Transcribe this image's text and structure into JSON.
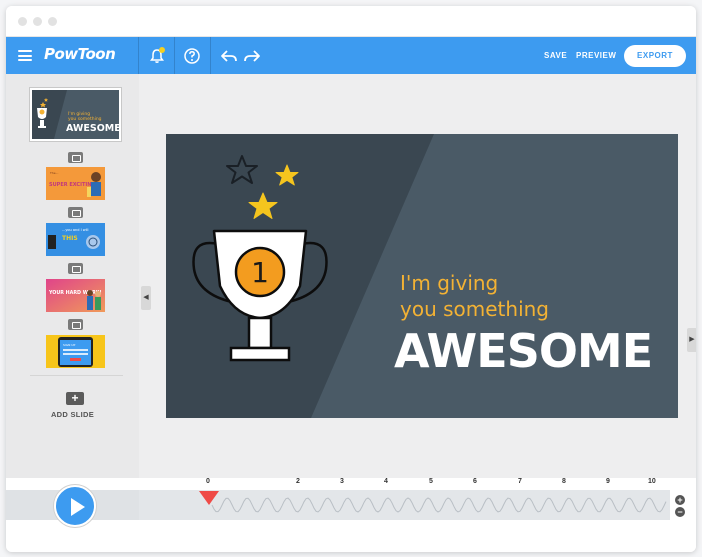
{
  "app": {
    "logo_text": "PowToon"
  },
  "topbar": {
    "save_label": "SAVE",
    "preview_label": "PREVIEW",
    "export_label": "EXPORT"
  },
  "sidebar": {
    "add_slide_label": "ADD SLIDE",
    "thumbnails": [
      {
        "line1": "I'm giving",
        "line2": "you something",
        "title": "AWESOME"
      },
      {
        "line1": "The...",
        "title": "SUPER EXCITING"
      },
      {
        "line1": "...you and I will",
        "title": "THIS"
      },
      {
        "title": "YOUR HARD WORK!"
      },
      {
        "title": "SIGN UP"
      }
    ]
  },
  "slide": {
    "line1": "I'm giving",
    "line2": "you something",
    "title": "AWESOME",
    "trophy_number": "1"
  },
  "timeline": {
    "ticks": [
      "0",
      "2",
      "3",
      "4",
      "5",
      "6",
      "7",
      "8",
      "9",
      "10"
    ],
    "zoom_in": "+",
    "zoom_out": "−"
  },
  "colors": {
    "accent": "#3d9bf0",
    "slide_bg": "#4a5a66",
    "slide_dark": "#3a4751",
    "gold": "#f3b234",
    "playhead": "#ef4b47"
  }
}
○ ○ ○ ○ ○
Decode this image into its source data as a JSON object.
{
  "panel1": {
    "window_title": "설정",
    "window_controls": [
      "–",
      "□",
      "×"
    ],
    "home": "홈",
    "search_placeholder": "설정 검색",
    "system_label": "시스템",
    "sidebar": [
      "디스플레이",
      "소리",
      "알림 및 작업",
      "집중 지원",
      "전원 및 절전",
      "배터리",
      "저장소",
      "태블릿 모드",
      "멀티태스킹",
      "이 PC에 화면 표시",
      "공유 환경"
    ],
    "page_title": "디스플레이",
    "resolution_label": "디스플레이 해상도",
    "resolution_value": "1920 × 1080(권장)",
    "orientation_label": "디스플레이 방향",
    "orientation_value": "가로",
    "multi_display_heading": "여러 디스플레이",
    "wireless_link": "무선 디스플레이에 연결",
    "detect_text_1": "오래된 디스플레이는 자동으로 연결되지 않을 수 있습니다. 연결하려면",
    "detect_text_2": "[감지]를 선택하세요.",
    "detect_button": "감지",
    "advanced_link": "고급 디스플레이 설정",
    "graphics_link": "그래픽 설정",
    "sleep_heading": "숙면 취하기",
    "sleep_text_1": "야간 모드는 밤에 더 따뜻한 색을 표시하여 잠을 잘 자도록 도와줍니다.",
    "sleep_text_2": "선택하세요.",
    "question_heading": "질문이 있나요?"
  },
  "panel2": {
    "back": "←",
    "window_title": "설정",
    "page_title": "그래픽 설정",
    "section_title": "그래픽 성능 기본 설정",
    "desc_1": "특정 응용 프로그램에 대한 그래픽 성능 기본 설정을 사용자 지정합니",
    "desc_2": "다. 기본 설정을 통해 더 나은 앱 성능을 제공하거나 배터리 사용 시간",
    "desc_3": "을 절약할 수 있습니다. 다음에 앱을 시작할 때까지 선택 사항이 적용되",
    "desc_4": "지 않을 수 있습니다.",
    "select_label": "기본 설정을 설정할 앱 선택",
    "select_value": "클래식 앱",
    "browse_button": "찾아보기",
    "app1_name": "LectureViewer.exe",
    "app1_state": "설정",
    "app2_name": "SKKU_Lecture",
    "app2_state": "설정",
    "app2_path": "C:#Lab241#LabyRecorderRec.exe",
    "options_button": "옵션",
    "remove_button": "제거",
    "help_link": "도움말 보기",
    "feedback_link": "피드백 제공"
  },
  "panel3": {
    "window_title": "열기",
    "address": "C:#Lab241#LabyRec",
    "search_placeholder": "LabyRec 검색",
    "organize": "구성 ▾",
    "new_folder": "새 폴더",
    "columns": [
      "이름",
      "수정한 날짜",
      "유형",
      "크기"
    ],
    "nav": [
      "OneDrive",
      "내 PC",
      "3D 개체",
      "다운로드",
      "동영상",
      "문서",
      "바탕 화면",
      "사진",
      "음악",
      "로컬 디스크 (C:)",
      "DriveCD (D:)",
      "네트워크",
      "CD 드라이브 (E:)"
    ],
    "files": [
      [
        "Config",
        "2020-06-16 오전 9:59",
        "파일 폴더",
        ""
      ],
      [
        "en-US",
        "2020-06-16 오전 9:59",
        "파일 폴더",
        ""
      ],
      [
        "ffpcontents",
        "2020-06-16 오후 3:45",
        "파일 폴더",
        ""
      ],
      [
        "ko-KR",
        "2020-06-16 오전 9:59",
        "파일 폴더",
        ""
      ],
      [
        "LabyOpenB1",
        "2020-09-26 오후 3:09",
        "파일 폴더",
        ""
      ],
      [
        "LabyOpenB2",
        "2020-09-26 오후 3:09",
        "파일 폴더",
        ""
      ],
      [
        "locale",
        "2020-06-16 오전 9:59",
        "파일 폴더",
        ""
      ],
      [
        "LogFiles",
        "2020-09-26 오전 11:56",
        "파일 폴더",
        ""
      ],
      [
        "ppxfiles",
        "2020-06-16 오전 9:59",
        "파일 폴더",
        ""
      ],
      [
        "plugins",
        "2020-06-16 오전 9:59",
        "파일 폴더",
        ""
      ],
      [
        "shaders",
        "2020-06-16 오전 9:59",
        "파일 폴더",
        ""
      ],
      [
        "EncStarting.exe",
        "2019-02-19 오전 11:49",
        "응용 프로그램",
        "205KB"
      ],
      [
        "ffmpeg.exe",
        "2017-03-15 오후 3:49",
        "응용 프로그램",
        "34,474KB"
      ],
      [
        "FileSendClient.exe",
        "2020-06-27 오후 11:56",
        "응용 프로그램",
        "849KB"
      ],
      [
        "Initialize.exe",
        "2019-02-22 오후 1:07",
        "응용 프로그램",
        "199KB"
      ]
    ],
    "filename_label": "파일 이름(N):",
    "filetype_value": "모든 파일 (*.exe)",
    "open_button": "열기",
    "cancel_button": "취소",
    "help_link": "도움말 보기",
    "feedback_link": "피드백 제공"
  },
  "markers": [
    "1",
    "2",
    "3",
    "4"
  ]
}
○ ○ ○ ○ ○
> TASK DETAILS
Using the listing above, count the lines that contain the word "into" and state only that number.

> ANSWER SECTION
2